Last spring, electronic scooters, commonly referred to as e-scooters, began popping up for rental in cities across the nation, and with their popularity, injuries from electronic scooter accidents rose. Currently the two largest manufacturers of e-scooters are Lime and Bird.
Accidents can happen when e-scooters collide with cars, pedestrians or stationary objects; hit uneven payment and riders are thrown; or the e-scooter itself malfunctions.
E-scooters are inexpensive and convenient. They allow users to zip to work or navigate a city and can be picked up and dropped off almost anywhere in a city offering them for rental through smartphone apps. Riders don’t have to worry about parking a car – or paying for parking.
Despite their convenience, riding e-scooters can be dangerous. They are less stable than bicycles. With smaller wheels and a shorter wheel base, they easily can be affected by pavement defects. Riding e-scooters is less safe than riding in a car. If you ride one, be sure to wear a helmet to protect your brain in the event of an accident. Operating e-scooters on the road is against the law in Florida: a city can pass an ordinance allowing e-scooters to be ridden on sidewalks.
According to CNN, two people have died in electronic scooter accidents and hospital emergency rooms are treating patients with concussions, lacerations, and broken bones. Some injuries are life-threatening; others have left people permanently disabled.
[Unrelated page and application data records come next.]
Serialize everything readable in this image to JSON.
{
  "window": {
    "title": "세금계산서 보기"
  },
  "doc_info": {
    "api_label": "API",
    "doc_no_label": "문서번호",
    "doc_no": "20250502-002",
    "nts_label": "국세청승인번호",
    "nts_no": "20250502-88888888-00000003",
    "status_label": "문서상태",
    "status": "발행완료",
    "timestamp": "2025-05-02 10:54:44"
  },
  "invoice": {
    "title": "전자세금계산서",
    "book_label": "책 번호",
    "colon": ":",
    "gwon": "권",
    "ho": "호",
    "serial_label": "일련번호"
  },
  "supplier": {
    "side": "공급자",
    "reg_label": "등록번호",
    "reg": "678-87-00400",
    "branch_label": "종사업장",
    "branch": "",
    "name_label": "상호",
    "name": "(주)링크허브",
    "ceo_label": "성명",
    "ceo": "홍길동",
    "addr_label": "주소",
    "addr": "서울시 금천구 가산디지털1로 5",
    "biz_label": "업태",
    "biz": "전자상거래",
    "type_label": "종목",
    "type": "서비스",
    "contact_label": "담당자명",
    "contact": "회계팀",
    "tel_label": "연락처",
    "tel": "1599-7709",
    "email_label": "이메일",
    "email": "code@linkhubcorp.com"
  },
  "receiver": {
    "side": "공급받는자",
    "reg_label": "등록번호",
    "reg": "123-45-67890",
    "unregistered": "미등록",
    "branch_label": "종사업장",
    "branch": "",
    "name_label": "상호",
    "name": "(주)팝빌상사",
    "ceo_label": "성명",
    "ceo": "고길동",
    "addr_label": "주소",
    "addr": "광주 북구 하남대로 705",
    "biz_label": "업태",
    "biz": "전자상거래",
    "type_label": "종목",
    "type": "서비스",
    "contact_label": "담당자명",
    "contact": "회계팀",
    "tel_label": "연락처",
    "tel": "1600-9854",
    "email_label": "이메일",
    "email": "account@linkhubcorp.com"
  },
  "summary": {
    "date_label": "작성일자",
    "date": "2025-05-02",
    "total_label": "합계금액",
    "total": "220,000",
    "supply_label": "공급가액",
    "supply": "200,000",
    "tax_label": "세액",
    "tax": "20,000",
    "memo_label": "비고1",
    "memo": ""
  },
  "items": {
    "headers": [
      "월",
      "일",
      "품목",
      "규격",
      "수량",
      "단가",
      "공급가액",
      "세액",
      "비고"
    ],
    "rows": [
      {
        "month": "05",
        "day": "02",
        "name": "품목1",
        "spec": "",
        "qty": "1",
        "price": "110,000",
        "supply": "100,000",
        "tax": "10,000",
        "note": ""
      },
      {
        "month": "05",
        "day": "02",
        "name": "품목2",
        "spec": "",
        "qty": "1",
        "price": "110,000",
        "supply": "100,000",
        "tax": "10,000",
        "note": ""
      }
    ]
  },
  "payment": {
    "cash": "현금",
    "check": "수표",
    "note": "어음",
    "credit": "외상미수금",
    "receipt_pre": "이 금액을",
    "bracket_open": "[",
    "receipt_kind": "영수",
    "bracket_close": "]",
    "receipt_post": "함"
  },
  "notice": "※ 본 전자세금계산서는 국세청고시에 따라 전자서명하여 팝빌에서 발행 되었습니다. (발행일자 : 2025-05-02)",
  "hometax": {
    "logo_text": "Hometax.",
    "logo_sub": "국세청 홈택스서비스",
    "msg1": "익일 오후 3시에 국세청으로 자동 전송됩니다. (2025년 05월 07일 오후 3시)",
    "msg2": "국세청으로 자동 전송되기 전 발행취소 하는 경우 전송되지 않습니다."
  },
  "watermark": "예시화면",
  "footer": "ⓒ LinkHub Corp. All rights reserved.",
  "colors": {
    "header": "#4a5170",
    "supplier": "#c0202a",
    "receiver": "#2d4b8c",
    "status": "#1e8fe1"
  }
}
In December, an e-scooter accident left a 28 year-old woman in a vegetative state.
A Consumer Reports investigation found 1,500 e-scooter injuries across the United States despite many hospitals not tracking them.
After an Accident
Like any type of accident, move to a safer area out of the way of oncoming pedestrian and vehicle traffic. Make sure everyone in the accident is safe and call 911 if there are injuries. Get checked out at the scene by responding Emergency Medical Treaters (EMT) and follow up with your own doctor if the injuries don’t warrant a trip to the emergency room. Remember, if you delay seeking medical treatment and later have health problems, it will be tougher to convince an insurance company that the accident caused your injuries.
Get a police report. If possible, get as much information at the scene such as photos or video of the crash scene and vehicles, any witnesses’ names and contact information, and if there was another driver at fault, their name, contact information, and insurance details. Other things that may factor into the issue of accident liability include weather, road conditions, traffic patterns and lighting, to name a few.
Remember, anything you say could be used against you if a claim is filed, so limit your conversation with the parties involved to exchanging contact and insurance information.
After leaving the scene, you may wish to consider contacting an e-scooter accident attorney who can determine whether you have a claim and who may be held liable. Contact attorney Leslie A. Goller at (904) 722-2228.